The name given by the Allies to the mission to capture the Ludendorff Bridge (aka The Bridge at Remagen) was Operation Lumberjack. This mission was initiated by the US Army in March 1945 with an aim of capturing German cities such as Cologne and create a foothold in the Rhine region. The US 9th Armored Division entered the town of Remagen on March 7, 1945, arriving under fire in the afternoon at the Ludendorff Bridge at 3:50 p.m. The capture of the bridge was critical and pivotal to the Allies invasion of Germany--it was the only bridge over which troops, equipment and supplies could cross over the Rhine River, and 8,000 soldiers did so before the bridge collapsed. Adolf Hitler
was so enraged by the bridge not being blown up beforehand that he had officers responsible for it executed by firing squad.

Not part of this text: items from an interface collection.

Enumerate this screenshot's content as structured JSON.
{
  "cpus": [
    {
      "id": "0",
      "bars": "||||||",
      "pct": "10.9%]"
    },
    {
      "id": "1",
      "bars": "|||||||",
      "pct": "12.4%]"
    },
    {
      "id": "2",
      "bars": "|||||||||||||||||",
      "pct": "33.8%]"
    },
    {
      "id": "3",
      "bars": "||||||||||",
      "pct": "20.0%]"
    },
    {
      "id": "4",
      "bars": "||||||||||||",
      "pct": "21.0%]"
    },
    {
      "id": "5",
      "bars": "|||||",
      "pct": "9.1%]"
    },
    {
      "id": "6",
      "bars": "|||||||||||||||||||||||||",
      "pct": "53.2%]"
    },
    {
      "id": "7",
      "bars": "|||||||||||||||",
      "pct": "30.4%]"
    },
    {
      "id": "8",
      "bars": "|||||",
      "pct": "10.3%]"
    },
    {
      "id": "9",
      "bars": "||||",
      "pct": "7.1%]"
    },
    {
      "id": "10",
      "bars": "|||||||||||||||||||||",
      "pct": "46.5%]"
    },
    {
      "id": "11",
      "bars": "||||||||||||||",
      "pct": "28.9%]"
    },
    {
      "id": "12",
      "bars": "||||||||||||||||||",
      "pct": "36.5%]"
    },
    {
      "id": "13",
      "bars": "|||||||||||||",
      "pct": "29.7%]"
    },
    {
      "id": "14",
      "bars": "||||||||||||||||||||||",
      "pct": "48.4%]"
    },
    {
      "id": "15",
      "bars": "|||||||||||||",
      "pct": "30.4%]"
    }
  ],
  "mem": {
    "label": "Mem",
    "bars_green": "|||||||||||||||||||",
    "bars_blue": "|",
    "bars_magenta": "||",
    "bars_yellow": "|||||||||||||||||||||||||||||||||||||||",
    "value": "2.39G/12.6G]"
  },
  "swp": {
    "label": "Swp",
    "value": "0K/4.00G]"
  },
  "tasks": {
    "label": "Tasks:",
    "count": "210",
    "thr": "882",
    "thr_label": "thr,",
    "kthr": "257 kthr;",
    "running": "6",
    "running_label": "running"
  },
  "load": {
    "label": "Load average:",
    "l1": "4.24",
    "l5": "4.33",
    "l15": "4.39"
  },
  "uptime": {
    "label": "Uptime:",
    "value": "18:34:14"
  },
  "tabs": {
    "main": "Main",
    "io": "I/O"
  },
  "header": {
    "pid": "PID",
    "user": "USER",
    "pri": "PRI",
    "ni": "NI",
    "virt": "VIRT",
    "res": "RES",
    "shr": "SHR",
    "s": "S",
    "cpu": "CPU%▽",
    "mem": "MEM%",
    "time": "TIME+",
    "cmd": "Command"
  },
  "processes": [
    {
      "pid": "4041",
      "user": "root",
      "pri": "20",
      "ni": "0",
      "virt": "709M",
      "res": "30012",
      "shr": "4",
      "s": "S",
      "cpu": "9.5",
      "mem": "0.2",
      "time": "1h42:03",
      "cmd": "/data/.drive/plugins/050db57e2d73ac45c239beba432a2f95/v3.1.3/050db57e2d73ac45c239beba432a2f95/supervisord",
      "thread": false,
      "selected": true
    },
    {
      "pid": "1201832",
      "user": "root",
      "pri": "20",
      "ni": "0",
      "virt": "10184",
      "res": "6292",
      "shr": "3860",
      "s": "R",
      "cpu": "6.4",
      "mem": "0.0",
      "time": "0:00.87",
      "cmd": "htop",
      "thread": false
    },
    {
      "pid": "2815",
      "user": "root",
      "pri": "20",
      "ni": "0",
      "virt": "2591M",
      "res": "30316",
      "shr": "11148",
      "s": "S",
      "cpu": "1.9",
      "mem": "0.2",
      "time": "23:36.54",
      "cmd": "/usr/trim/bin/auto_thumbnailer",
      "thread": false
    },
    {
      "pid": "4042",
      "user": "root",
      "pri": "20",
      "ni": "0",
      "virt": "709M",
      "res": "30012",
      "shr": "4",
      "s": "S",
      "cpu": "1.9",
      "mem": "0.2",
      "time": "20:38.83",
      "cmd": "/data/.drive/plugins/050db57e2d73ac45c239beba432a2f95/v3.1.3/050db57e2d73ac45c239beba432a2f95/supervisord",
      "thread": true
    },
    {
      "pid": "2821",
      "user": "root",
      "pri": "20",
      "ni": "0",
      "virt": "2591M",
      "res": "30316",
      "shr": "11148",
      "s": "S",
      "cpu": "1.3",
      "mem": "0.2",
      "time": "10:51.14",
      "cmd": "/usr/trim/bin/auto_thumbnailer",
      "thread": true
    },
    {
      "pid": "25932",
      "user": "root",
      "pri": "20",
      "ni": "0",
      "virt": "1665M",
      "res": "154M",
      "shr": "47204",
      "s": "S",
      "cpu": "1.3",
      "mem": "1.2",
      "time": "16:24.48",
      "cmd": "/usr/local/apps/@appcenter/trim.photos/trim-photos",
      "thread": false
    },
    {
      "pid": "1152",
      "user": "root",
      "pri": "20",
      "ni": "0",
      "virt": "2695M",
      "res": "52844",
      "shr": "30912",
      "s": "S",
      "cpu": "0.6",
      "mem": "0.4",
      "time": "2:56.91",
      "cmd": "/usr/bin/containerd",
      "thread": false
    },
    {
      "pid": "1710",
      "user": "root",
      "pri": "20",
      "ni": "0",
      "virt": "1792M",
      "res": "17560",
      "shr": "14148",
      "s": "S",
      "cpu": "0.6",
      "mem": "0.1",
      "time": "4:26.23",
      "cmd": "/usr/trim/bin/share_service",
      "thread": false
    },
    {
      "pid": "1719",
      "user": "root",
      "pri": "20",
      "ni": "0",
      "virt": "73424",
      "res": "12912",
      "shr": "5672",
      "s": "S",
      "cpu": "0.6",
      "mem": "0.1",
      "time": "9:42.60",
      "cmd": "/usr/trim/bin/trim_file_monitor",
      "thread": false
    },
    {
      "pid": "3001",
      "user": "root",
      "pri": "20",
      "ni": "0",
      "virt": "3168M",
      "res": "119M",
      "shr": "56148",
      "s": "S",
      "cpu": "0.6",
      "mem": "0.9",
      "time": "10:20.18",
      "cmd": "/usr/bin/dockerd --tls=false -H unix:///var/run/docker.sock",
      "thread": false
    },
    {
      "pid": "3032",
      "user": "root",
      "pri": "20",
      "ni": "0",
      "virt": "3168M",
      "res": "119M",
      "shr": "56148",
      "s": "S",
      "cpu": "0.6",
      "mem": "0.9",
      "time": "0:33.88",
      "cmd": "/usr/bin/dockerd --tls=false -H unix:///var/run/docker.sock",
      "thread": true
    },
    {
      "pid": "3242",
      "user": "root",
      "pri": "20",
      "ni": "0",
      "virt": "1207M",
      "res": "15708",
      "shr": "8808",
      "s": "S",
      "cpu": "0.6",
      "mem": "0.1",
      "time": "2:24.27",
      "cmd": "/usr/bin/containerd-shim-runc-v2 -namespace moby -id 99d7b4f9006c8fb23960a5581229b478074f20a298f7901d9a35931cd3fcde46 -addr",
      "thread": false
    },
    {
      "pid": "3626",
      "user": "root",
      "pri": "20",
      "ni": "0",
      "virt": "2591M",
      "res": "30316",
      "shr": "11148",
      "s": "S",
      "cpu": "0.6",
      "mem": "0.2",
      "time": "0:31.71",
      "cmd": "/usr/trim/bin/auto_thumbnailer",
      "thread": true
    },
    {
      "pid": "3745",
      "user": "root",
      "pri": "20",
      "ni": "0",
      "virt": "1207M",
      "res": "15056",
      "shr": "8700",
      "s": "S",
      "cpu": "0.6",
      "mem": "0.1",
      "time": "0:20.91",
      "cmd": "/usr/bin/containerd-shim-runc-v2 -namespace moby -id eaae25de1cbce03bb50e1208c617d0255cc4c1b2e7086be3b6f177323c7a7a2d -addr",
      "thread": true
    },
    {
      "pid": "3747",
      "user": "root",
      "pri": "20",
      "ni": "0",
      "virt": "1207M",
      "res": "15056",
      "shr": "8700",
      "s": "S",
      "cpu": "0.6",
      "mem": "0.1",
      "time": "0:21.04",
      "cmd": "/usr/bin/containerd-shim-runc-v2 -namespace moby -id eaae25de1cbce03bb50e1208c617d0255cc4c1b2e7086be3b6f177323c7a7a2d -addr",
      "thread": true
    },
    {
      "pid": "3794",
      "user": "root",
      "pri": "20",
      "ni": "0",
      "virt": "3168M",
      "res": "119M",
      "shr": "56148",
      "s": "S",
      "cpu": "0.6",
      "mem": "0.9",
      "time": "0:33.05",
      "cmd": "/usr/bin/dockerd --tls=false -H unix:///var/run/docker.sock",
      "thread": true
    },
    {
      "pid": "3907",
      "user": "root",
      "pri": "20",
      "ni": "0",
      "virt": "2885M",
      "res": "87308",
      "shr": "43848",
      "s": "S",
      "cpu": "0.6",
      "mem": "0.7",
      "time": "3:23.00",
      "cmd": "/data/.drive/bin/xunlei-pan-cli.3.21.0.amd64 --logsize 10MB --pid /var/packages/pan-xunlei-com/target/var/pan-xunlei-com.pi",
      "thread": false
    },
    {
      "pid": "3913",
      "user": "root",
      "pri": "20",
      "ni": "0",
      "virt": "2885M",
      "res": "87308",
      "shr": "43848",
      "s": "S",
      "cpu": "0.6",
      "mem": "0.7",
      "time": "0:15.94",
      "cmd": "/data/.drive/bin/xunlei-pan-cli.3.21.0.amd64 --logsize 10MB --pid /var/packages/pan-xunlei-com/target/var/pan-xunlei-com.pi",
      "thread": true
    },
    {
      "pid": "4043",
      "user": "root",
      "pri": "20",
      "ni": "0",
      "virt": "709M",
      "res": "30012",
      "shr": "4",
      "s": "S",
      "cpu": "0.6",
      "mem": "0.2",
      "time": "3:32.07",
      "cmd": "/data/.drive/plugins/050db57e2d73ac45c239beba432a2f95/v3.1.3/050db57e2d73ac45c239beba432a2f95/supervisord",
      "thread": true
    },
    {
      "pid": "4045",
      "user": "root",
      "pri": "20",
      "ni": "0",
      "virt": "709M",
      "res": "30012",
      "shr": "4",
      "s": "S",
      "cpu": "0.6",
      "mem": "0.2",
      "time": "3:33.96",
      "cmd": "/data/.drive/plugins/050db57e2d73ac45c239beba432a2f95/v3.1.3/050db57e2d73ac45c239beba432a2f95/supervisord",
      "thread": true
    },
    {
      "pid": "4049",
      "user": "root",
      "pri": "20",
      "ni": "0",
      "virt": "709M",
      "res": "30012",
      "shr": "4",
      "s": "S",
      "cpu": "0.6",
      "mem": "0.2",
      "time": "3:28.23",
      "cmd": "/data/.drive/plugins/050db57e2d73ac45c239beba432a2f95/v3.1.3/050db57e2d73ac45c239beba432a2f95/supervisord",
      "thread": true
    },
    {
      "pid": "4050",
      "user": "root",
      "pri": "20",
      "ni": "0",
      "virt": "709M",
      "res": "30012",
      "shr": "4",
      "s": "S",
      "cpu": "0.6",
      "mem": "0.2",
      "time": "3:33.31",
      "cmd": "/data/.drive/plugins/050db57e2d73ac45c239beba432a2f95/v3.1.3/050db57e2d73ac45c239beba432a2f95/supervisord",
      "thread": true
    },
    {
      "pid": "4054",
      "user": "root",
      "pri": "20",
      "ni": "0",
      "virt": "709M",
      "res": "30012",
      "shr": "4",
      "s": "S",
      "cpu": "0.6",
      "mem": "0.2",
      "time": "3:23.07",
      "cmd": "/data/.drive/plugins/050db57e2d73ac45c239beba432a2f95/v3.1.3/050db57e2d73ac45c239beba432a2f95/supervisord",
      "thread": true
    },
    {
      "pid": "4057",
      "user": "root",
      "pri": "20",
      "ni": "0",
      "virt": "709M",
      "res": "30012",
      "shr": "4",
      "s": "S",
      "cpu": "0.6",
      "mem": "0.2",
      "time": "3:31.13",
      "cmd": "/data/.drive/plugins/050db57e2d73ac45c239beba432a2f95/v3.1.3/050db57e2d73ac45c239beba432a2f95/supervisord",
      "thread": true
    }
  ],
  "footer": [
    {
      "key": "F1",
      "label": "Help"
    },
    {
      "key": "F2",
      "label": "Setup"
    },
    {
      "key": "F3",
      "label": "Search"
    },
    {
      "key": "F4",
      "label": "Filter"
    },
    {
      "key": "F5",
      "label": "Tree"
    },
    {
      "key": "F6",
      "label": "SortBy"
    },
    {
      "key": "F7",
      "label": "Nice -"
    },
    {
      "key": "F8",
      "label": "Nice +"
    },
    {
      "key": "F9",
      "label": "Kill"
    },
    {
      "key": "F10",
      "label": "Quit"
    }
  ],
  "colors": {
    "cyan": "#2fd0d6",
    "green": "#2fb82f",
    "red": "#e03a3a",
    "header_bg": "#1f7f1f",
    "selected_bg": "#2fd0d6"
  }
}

See more
The superstructure of the real Ludendorff Bridge remained intact after the explosion. As depicted in the film, the German demolition charges were placed only on critical points on and under the roadbed and railroad tracks. The damage was mostly to girders connecting the road bed to the superstructure. There are many photos of the Ludendorff Bridge in American hands after the battle with the superstructure largely undamaged. See more
Lt. Phil Hartman
You got your camera with you, Glover?
No, sir. I kinda sold it back to Sergeant Angel.
Lt. Phil Hartman
When the Krauts blow that bridge, that's gonna be some picture.